**Extracted material:**
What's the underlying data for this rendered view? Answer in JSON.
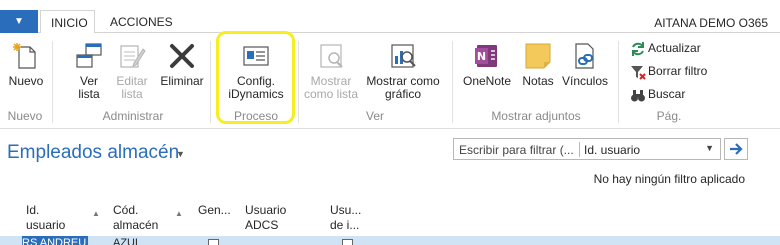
{
  "tabs": {
    "menu_arrow": "▼",
    "inicio": "INICIO",
    "acciones": "ACCIONES",
    "company": "AITANA DEMO O365"
  },
  "ribbon": {
    "nuevo_group": {
      "title": "Nuevo",
      "nuevo": "Nuevo"
    },
    "administrar": {
      "title": "Administrar",
      "ver_lista": [
        "Ver",
        "lista"
      ],
      "editar_lista": [
        "Editar",
        "lista"
      ],
      "eliminar": "Eliminar"
    },
    "proceso": {
      "title": "Proceso",
      "config": [
        "Config.",
        "iDynamics"
      ]
    },
    "ver": {
      "title": "Ver",
      "mostrar_lista": [
        "Mostrar",
        "como lista"
      ],
      "mostrar_grafico": [
        "Mostrar como",
        "gráfico"
      ]
    },
    "adjuntos": {
      "title": "Mostrar adjuntos",
      "onenote": "OneNote",
      "notas": "Notas",
      "vinculos": "Vínculos"
    },
    "pag": {
      "title": "Pág.",
      "actualizar": "Actualizar",
      "borrar_filtro": "Borrar filtro",
      "buscar": "Buscar"
    }
  },
  "page": {
    "title": "Empleados almacén",
    "filter_placeholder": "Escribir para filtrar (...",
    "filter_field": "Id. usuario",
    "no_filter": "No hay ningún filtro aplicado"
  },
  "grid": {
    "headers": {
      "id_usuario": [
        "Id.",
        "usuario"
      ],
      "cod_almacen": [
        "Cód.",
        "almacén"
      ],
      "gen": "Gen...",
      "usuario_adcs": [
        "Usuario",
        "ADCS"
      ],
      "usu_de_i": [
        "Usu...",
        "de i..."
      ]
    },
    "rows": [
      {
        "id_usuario": "RS ANDREU",
        "cod_almacen": "AZUL"
      }
    ]
  },
  "colors": {
    "accent": "#2a6ebb",
    "highlight": "#f4ee23"
  }
}
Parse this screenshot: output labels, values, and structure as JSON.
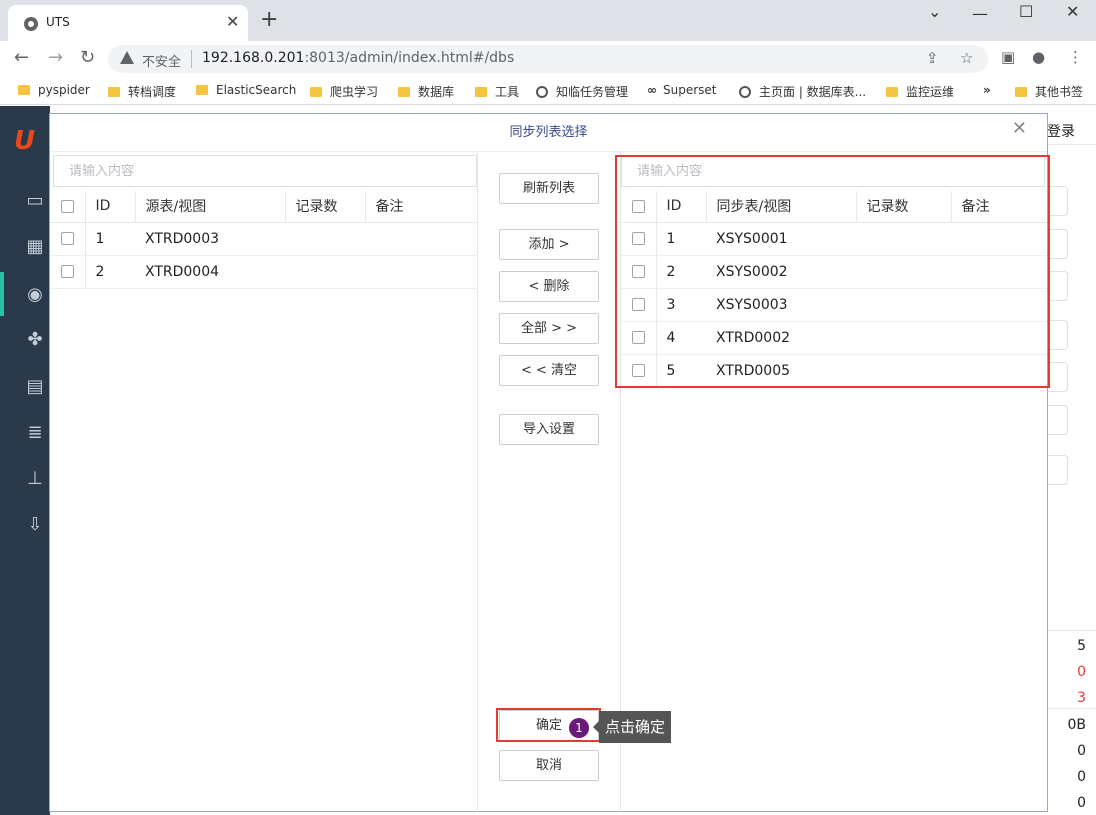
{
  "browser": {
    "tab_title": "UTS",
    "omnibox_label": "不安全",
    "url_host": "192.168.0.201",
    "url_rest": ":8013/admin/index.html#/dbs",
    "bookmarks": [
      {
        "label": "pyspider",
        "icon": "folder-icon"
      },
      {
        "label": "转档调度",
        "icon": "folder-icon"
      },
      {
        "label": "ElasticSearch",
        "icon": "folder-icon"
      },
      {
        "label": "爬虫学习",
        "icon": "folder-icon"
      },
      {
        "label": "数据库",
        "icon": "folder-icon"
      },
      {
        "label": "工具",
        "icon": "folder-icon"
      },
      {
        "label": "知临任务管理",
        "icon": "globe-icon"
      },
      {
        "label": "Superset",
        "icon": "link-icon"
      },
      {
        "label": "主页面 | 数据库表...",
        "icon": "globe-icon"
      },
      {
        "label": "监控运维",
        "icon": "folder-icon"
      },
      {
        "label": "其他书签",
        "icon": "folder-icon"
      }
    ]
  },
  "app": {
    "header_right": "登录",
    "bg_numbers": [
      "5",
      "0",
      "3",
      "0B",
      "0",
      "0",
      "0"
    ]
  },
  "dialog": {
    "title": "同步列表选择",
    "left": {
      "search_placeholder": "请输入内容",
      "columns": [
        "ID",
        "源表/视图",
        "记录数",
        "备注"
      ],
      "rows": [
        {
          "id": "1",
          "name": "XTRD0003",
          "count": "",
          "note": ""
        },
        {
          "id": "2",
          "name": "XTRD0004",
          "count": "",
          "note": ""
        }
      ]
    },
    "right": {
      "search_placeholder": "请输入内容",
      "columns": [
        "ID",
        "同步表/视图",
        "记录数",
        "备注"
      ],
      "rows": [
        {
          "id": "1",
          "name": "XSYS0001",
          "count": "",
          "note": ""
        },
        {
          "id": "2",
          "name": "XSYS0002",
          "count": "",
          "note": ""
        },
        {
          "id": "3",
          "name": "XSYS0003",
          "count": "",
          "note": ""
        },
        {
          "id": "4",
          "name": "XTRD0002",
          "count": "",
          "note": ""
        },
        {
          "id": "5",
          "name": "XTRD0005",
          "count": "",
          "note": ""
        }
      ]
    },
    "buttons": {
      "refresh": "刷新列表",
      "add": "添加 >",
      "remove": "< 删除",
      "add_all": "全部 > >",
      "clear": "< < 清空",
      "import_settings": "导入设置",
      "confirm": "确定",
      "cancel": "取消"
    }
  },
  "annotation": {
    "step_number": "1",
    "tooltip": "点击确定",
    "color": "#e53935"
  }
}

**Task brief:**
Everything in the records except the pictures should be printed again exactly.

**Response to this task:**
What's the underlying data for this rendered view? Answer in JSON.
{
  "tabs": {
    "menu_arrow": "▼",
    "inicio": "INICIO",
    "acciones": "ACCIONES",
    "company": "AITANA DEMO O365"
  },
  "ribbon": {
    "nuevo_group": {
      "title": "Nuevo",
      "nuevo": "Nuevo"
    },
    "administrar": {
      "title": "Administrar",
      "ver_lista": [
        "Ver",
        "lista"
      ],
      "editar_lista": [
        "Editar",
        "lista"
      ],
      "eliminar": "Eliminar"
    },
    "proceso": {
      "title": "Proceso",
      "config": [
        "Config.",
        "iDynamics"
      ]
    },
    "ver": {
      "title": "Ver",
      "mostrar_lista": [
        "Mostrar",
        "como lista"
      ],
      "mostrar_grafico": [
        "Mostrar como",
        "gráfico"
      ]
    },
    "adjuntos": {
      "title": "Mostrar adjuntos",
      "onenote": "OneNote",
      "notas": "Notas",
      "vinculos": "Vínculos"
    },
    "pag": {
      "title": "Pág.",
      "actualizar": "Actualizar",
      "borrar_filtro": "Borrar filtro",
      "buscar": "Buscar"
    }
  },
  "page": {
    "title": "Empleados almacén",
    "filter_placeholder": "Escribir para filtrar (...",
    "filter_field": "Id. usuario",
    "no_filter": "No hay ningún filtro aplicado"
  },
  "grid": {
    "headers": {
      "id_usuario": [
        "Id.",
        "usuario"
      ],
      "cod_almacen": [
        "Cód.",
        "almacén"
      ],
      "gen": "Gen...",
      "usuario_adcs": [
        "Usuario",
        "ADCS"
      ],
      "usu_de_i": [
        "Usu...",
        "de i..."
      ]
    },
    "rows": [
      {
        "id_usuario": "RS ANDREU",
        "cod_almacen": "AZUL"
      }
    ]
  },
  "colors": {
    "accent": "#2a6ebb",
    "highlight": "#f4ee23"
  }
}
Parse this screenshot: output labels, values, and structure as JSON.
{
  "browser": {
    "tab_title": "UTS",
    "omnibox_label": "不安全",
    "url_host": "192.168.0.201",
    "url_rest": ":8013/admin/index.html#/dbs",
    "bookmarks": [
      {
        "label": "pyspider",
        "icon": "folder-icon"
      },
      {
        "label": "转档调度",
        "icon": "folder-icon"
      },
      {
        "label": "ElasticSearch",
        "icon": "folder-icon"
      },
      {
        "label": "爬虫学习",
        "icon": "folder-icon"
      },
      {
        "label": "数据库",
        "icon": "folder-icon"
      },
      {
        "label": "工具",
        "icon": "folder-icon"
      },
      {
        "label": "知临任务管理",
        "icon": "globe-icon"
      },
      {
        "label": "Superset",
        "icon": "link-icon"
      },
      {
        "label": "主页面 | 数据库表...",
        "icon": "globe-icon"
      },
      {
        "label": "监控运维",
        "icon": "folder-icon"
      },
      {
        "label": "其他书签",
        "icon": "folder-icon"
      }
    ]
  },
  "app": {
    "header_right": "登录",
    "bg_numbers": [
      "5",
      "0",
      "3",
      "0B",
      "0",
      "0",
      "0"
    ]
  },
  "dialog": {
    "title": "同步列表选择",
    "left": {
      "search_placeholder": "请输入内容",
      "columns": [
        "ID",
        "源表/视图",
        "记录数",
        "备注"
      ],
      "rows": [
        {
          "id": "1",
          "name": "XTRD0003",
          "count": "",
          "note": ""
        },
        {
          "id": "2",
          "name": "XTRD0004",
          "count": "",
          "note": ""
        }
      ]
    },
    "right": {
      "search_placeholder": "请输入内容",
      "columns": [
        "ID",
        "同步表/视图",
        "记录数",
        "备注"
      ],
      "rows": [
        {
          "id": "1",
          "name": "XSYS0001",
          "count": "",
          "note": ""
        },
        {
          "id": "2",
          "name": "XSYS0002",
          "count": "",
          "note": ""
        },
        {
          "id": "3",
          "name": "XSYS0003",
          "count": "",
          "note": ""
        },
        {
          "id": "4",
          "name": "XTRD0002",
          "count": "",
          "note": ""
        },
        {
          "id": "5",
          "name": "XTRD0005",
          "count": "",
          "note": ""
        }
      ]
    },
    "buttons": {
      "refresh": "刷新列表",
      "add": "添加 >",
      "remove": "< 删除",
      "add_all": "全部 > >",
      "clear": "< < 清空",
      "import_settings": "导入设置",
      "confirm": "确定",
      "cancel": "取消"
    }
  },
  "annotation": {
    "step_number": "1",
    "tooltip": "点击确定",
    "color": "#e53935"
  }
}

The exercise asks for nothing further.